__Your task__
From the records, pick out and copy each line containing "JSON".
------ Data ------
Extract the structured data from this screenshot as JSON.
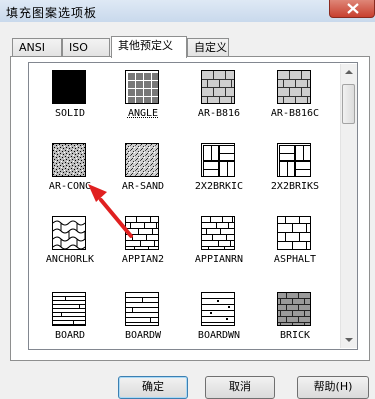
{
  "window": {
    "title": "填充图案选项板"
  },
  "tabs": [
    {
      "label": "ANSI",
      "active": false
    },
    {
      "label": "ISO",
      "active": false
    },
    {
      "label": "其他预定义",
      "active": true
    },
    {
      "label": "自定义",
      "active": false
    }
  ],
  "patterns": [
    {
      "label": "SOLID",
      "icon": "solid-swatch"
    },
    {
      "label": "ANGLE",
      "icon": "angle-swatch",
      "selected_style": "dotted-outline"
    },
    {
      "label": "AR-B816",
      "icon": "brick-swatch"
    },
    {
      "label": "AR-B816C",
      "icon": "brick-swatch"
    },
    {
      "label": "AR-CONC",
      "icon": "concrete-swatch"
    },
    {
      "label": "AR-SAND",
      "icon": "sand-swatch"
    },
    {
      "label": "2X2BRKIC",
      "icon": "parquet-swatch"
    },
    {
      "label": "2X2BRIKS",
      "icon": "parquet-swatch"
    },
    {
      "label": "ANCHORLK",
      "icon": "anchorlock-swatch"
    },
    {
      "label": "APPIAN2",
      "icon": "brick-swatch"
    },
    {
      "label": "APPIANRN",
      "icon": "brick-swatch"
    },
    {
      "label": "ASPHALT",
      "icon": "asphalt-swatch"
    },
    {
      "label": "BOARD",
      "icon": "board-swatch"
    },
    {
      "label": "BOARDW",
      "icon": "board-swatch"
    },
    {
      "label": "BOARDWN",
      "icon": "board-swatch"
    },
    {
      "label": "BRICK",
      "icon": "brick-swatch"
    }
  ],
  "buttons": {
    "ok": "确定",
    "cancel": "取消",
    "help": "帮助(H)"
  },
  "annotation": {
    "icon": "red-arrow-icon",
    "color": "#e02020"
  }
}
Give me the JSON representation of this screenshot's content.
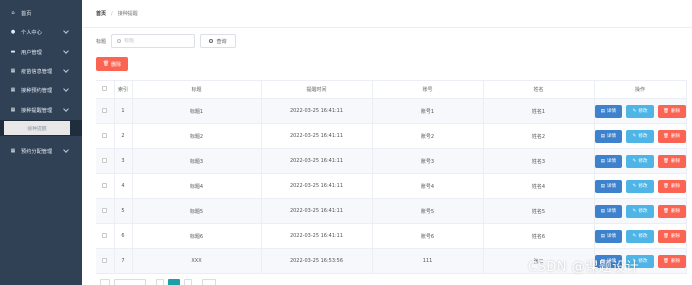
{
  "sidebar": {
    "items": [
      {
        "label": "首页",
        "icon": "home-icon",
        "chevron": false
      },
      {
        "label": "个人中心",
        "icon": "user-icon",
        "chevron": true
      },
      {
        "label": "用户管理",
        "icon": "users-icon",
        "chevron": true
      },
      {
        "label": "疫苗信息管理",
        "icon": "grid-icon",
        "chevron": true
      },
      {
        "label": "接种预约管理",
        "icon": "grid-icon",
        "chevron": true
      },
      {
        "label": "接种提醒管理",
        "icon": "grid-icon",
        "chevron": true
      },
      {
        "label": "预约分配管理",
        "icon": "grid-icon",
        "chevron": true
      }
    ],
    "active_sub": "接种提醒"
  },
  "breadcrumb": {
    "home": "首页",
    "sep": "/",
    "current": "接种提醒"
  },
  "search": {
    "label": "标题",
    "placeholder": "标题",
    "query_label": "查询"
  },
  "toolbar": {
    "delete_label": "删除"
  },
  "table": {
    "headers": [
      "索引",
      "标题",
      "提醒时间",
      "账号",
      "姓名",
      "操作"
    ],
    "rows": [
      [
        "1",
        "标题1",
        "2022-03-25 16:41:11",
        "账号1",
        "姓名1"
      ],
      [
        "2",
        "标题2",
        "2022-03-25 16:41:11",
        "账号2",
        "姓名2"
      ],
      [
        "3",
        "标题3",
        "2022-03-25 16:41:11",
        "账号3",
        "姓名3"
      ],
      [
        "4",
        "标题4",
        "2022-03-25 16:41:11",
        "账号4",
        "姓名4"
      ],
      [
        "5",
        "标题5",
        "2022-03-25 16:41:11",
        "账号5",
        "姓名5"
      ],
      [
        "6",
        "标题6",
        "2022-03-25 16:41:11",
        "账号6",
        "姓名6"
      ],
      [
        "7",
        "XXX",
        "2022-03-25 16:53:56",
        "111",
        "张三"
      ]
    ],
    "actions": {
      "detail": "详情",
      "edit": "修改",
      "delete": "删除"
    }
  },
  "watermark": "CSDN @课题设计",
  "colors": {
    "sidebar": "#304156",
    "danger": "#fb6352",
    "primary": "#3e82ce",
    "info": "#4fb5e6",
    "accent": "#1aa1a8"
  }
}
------
__Exercise response__
Extract the structured data from this screenshot as JSON.
Give me the JSON representation of this screenshot's content.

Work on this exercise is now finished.